_Requirement_:
All of the entries below should be copied exactly as they appear.

[Excerpts from an interface dataset]
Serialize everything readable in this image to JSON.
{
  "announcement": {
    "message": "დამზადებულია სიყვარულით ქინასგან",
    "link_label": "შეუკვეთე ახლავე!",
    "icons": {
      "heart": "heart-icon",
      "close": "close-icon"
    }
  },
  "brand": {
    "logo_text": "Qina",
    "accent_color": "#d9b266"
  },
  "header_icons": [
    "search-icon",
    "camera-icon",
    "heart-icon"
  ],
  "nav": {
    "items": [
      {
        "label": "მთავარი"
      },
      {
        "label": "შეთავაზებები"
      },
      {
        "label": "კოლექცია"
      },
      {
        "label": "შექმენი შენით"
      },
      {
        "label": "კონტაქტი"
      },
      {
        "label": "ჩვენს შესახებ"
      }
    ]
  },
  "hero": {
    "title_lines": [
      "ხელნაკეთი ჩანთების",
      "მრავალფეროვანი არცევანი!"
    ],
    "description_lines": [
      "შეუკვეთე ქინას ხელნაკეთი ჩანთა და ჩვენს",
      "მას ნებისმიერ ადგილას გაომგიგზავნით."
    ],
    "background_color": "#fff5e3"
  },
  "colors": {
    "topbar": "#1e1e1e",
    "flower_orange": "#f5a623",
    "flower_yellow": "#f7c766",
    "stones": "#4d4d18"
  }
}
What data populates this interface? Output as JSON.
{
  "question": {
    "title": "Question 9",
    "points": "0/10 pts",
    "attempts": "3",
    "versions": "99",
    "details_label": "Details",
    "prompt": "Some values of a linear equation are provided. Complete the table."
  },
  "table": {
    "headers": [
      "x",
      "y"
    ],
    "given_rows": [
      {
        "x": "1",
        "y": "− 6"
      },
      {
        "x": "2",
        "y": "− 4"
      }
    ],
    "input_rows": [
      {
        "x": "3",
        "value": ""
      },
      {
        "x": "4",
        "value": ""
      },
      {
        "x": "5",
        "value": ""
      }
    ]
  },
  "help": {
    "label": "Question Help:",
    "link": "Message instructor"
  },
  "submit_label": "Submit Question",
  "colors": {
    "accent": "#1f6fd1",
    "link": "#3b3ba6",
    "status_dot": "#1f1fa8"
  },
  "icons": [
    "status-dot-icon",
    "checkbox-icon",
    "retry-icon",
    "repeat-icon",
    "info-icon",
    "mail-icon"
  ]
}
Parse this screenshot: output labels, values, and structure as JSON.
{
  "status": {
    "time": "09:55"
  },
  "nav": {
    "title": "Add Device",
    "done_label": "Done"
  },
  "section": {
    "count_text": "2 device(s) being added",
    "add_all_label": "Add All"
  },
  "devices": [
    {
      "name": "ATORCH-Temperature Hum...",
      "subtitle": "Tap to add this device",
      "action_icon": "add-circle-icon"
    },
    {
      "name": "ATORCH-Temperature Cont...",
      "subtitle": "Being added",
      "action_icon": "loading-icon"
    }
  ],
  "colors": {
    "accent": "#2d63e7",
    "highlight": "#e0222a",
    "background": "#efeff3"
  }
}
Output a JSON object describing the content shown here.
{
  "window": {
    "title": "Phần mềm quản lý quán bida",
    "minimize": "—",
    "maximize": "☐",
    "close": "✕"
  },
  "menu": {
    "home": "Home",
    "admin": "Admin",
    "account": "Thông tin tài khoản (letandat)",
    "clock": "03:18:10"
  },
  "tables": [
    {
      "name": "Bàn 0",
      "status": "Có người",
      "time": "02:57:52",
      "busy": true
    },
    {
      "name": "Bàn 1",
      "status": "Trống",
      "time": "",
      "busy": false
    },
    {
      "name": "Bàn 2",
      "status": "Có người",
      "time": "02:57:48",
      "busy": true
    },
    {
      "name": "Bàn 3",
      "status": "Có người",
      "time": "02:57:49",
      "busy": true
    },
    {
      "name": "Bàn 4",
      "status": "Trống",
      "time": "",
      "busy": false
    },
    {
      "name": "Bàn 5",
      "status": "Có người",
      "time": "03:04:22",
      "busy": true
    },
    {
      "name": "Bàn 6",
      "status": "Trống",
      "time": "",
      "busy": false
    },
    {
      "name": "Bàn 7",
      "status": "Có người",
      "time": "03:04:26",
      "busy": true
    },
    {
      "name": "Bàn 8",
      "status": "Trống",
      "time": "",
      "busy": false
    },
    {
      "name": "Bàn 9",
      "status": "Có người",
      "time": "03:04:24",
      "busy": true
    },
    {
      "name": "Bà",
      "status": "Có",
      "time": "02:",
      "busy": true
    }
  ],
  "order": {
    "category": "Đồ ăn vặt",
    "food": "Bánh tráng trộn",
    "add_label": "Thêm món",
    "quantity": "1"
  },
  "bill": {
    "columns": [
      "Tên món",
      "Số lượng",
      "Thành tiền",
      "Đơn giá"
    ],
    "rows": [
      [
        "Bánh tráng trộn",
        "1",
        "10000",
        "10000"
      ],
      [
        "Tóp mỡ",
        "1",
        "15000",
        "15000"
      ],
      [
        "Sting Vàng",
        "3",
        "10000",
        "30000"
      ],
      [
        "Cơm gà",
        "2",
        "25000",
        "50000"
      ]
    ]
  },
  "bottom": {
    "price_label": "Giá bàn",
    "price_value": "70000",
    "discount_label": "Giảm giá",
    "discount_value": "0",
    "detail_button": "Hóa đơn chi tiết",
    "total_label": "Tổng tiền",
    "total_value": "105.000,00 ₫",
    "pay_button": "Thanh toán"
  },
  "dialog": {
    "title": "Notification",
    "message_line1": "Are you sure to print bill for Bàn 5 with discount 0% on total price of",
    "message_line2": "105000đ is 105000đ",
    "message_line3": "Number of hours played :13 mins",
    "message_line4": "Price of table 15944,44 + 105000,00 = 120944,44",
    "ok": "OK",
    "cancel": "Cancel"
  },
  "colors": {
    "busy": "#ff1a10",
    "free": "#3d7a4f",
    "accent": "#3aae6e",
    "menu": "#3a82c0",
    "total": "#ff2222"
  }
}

_Task output_:
Serialize everything readable in this image to JSON.
{
  "announcement": {
    "message": "დამზადებულია სიყვარულით ქინასგან",
    "link_label": "შეუკვეთე ახლავე!",
    "icons": {
      "heart": "heart-icon",
      "close": "close-icon"
    }
  },
  "brand": {
    "logo_text": "Qina",
    "accent_color": "#d9b266"
  },
  "header_icons": [
    "search-icon",
    "camera-icon",
    "heart-icon"
  ],
  "nav": {
    "items": [
      {
        "label": "მთავარი"
      },
      {
        "label": "შეთავაზებები"
      },
      {
        "label": "კოლექცია"
      },
      {
        "label": "შექმენი შენით"
      },
      {
        "label": "კონტაქტი"
      },
      {
        "label": "ჩვენს შესახებ"
      }
    ]
  },
  "hero": {
    "title_lines": [
      "ხელნაკეთი ჩანთების",
      "მრავალფეროვანი არცევანი!"
    ],
    "description_lines": [
      "შეუკვეთე ქინას ხელნაკეთი ჩანთა და ჩვენს",
      "მას ნებისმიერ ადგილას გაომგიგზავნით."
    ],
    "background_color": "#fff5e3"
  },
  "colors": {
    "topbar": "#1e1e1e",
    "flower_orange": "#f5a623",
    "flower_yellow": "#f7c766",
    "stones": "#4d4d18"
  }
}
What data populates this interface? Output as JSON.
{
  "question": {
    "title": "Question 9",
    "points": "0/10 pts",
    "attempts": "3",
    "versions": "99",
    "details_label": "Details",
    "prompt": "Some values of a linear equation are provided. Complete the table."
  },
  "table": {
    "headers": [
      "x",
      "y"
    ],
    "given_rows": [
      {
        "x": "1",
        "y": "− 6"
      },
      {
        "x": "2",
        "y": "− 4"
      }
    ],
    "input_rows": [
      {
        "x": "3",
        "value": ""
      },
      {
        "x": "4",
        "value": ""
      },
      {
        "x": "5",
        "value": ""
      }
    ]
  },
  "help": {
    "label": "Question Help:",
    "link": "Message instructor"
  },
  "submit_label": "Submit Question",
  "colors": {
    "accent": "#1f6fd1",
    "link": "#3b3ba6",
    "status_dot": "#1f1fa8"
  },
  "icons": [
    "status-dot-icon",
    "checkbox-icon",
    "retry-icon",
    "repeat-icon",
    "info-icon",
    "mail-icon"
  ]
}
Parse this screenshot: output labels, values, and structure as JSON.
{
  "status": {
    "time": "09:55"
  },
  "nav": {
    "title": "Add Device",
    "done_label": "Done"
  },
  "section": {
    "count_text": "2 device(s) being added",
    "add_all_label": "Add All"
  },
  "devices": [
    {
      "name": "ATORCH-Temperature Hum...",
      "subtitle": "Tap to add this device",
      "action_icon": "add-circle-icon"
    },
    {
      "name": "ATORCH-Temperature Cont...",
      "subtitle": "Being added",
      "action_icon": "loading-icon"
    }
  ],
  "colors": {
    "accent": "#2d63e7",
    "highlight": "#e0222a",
    "background": "#efeff3"
  }
}
Output a JSON object describing the content shown here.
{
  "window": {
    "title": "Phần mềm quản lý quán bida",
    "minimize": "—",
    "maximize": "☐",
    "close": "✕"
  },
  "menu": {
    "home": "Home",
    "admin": "Admin",
    "account": "Thông tin tài khoản (letandat)",
    "clock": "03:18:10"
  },
  "tables": [
    {
      "name": "Bàn 0",
      "status": "Có người",
      "time": "02:57:52",
      "busy": true
    },
    {
      "name": "Bàn 1",
      "status": "Trống",
      "time": "",
      "busy": false
    },
    {
      "name": "Bàn 2",
      "status": "Có người",
      "time": "02:57:48",
      "busy": true
    },
    {
      "name": "Bàn 3",
      "status": "Có người",
      "time": "02:57:49",
      "busy": true
    },
    {
      "name": "Bàn 4",
      "status": "Trống",
      "time": "",
      "busy": false
    },
    {
      "name": "Bàn 5",
      "status": "Có người",
      "time": "03:04:22",
      "busy": true
    },
    {
      "name": "Bàn 6",
      "status": "Trống",
      "time": "",
      "busy": false
    },
    {
      "name": "Bàn 7",
      "status": "Có người",
      "time": "03:04:26",
      "busy": true
    },
    {
      "name": "Bàn 8",
      "status": "Trống",
      "time": "",
      "busy": false
    },
    {
      "name": "Bàn 9",
      "status": "Có người",
      "time": "03:04:24",
      "busy": true
    },
    {
      "name": "Bà",
      "status": "Có",
      "time": "02:",
      "busy": true
    }
  ],
  "order": {
    "category": "Đồ ăn vặt",
    "food": "Bánh tráng trộn",
    "add_label": "Thêm món",
    "quantity": "1"
  },
  "bill": {
    "columns": [
      "Tên món",
      "Số lượng",
      "Thành tiền",
      "Đơn giá"
    ],
    "rows": [
      [
        "Bánh tráng trộn",
        "1",
        "10000",
        "10000"
      ],
      [
        "Tóp mỡ",
        "1",
        "15000",
        "15000"
      ],
      [
        "Sting Vàng",
        "3",
        "10000",
        "30000"
      ],
      [
        "Cơm gà",
        "2",
        "25000",
        "50000"
      ]
    ]
  },
  "bottom": {
    "price_label": "Giá bàn",
    "price_value": "70000",
    "discount_label": "Giảm giá",
    "discount_value": "0",
    "detail_button": "Hóa đơn chi tiết",
    "total_label": "Tổng tiền",
    "total_value": "105.000,00 ₫",
    "pay_button": "Thanh toán"
  },
  "dialog": {
    "title": "Notification",
    "message_line1": "Are you sure to print bill for Bàn 5 with discount 0% on total price of",
    "message_line2": "105000đ is 105000đ",
    "message_line3": "Number of hours played :13 mins",
    "message_line4": "Price of table 15944,44 + 105000,00 = 120944,44",
    "ok": "OK",
    "cancel": "Cancel"
  },
  "colors": {
    "busy": "#ff1a10",
    "free": "#3d7a4f",
    "accent": "#3aae6e",
    "menu": "#3a82c0",
    "total": "#ff2222"
  }
}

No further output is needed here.